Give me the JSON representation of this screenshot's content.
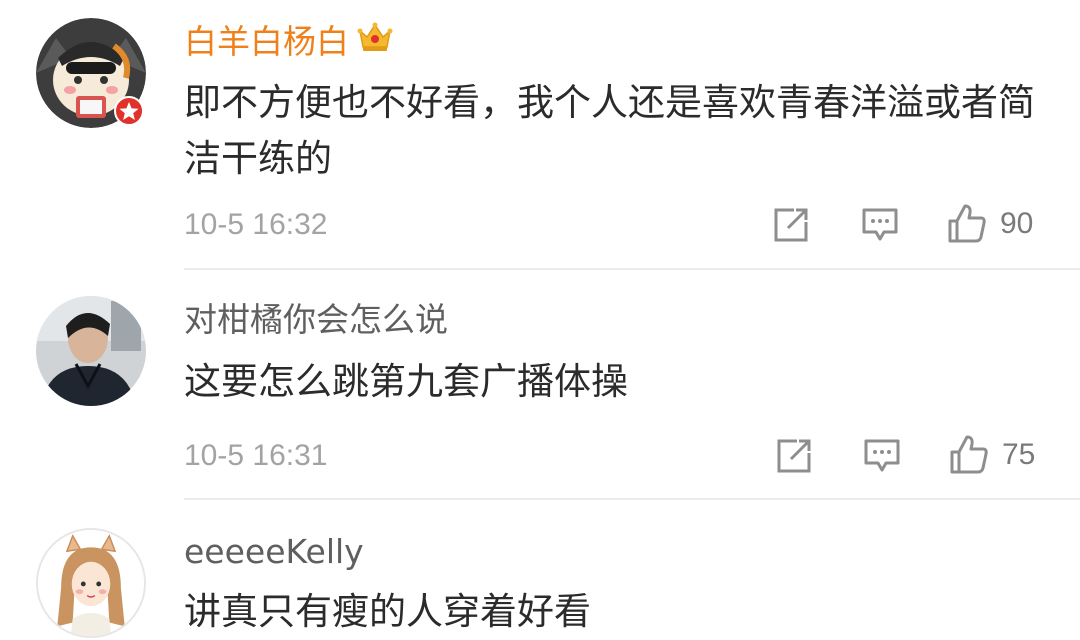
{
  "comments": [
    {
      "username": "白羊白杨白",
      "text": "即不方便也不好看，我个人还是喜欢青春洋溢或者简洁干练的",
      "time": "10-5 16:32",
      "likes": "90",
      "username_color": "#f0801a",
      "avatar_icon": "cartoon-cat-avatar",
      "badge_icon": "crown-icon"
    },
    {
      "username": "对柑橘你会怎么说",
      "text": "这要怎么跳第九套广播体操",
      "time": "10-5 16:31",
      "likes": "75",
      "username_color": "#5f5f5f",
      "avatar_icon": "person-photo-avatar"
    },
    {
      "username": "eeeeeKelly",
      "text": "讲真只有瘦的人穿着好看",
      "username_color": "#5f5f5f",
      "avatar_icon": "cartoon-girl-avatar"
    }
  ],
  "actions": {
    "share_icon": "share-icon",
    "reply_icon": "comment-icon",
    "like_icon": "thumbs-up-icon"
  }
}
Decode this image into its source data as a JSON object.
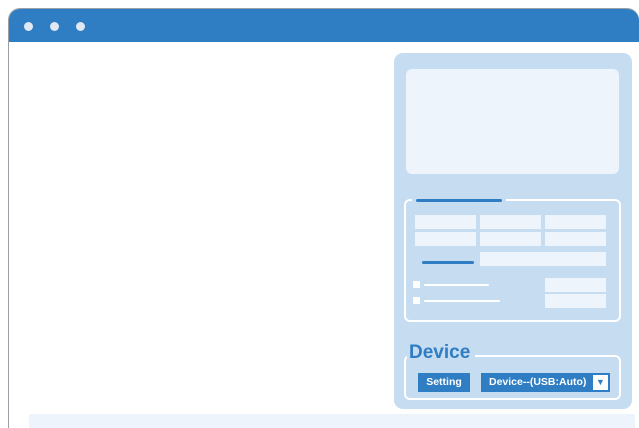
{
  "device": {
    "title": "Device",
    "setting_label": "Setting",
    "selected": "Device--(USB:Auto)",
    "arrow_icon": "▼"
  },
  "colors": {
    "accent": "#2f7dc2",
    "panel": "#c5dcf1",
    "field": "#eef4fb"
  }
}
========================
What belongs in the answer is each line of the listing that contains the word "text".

- [TASK RESPONSE]:
      "text": "即不方便也不好看，我个人还是喜欢青春洋溢或者简洁干练的",
      "text": "这要怎么跳第九套广播体操",
      "text": "讲真只有瘦的人穿着好看",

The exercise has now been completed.